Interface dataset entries

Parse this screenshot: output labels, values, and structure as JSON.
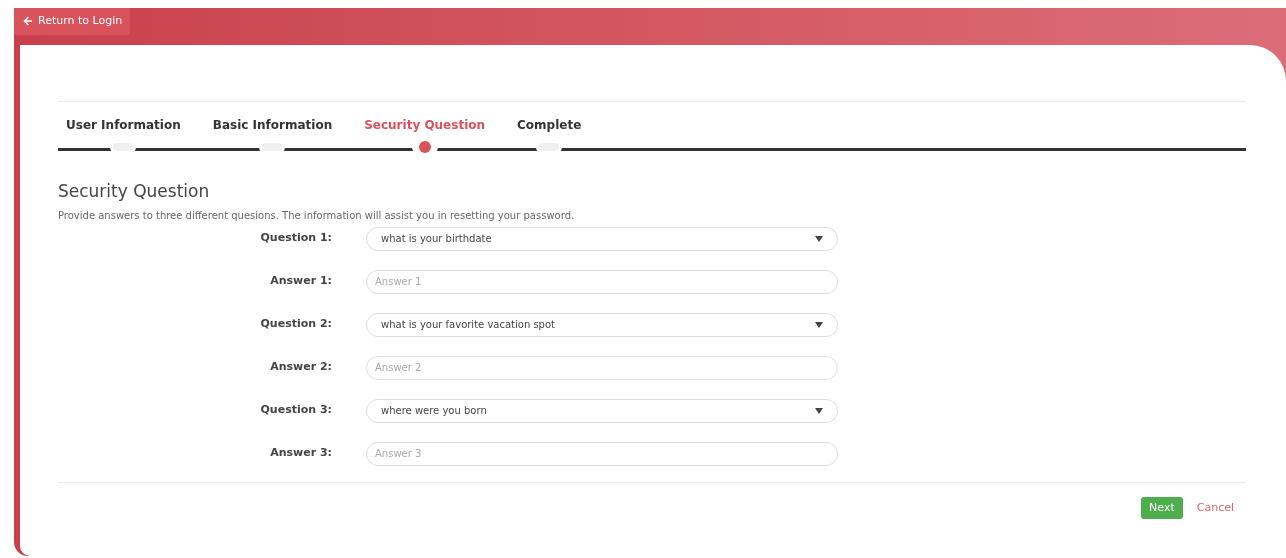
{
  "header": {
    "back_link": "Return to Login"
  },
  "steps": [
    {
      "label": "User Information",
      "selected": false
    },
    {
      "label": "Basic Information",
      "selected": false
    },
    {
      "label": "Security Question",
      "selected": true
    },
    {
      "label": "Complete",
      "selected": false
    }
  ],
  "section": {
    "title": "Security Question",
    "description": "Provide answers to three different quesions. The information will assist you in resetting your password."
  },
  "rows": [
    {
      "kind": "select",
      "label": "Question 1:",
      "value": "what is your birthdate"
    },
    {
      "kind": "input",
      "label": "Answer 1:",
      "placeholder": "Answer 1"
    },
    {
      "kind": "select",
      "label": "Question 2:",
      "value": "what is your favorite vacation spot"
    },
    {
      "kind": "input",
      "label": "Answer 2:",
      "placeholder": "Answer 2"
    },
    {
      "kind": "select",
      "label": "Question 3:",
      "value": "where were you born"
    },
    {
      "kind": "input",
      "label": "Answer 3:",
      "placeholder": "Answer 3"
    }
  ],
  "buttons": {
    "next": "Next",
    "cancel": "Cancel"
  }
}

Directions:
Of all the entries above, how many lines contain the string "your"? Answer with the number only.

Exercise output:
3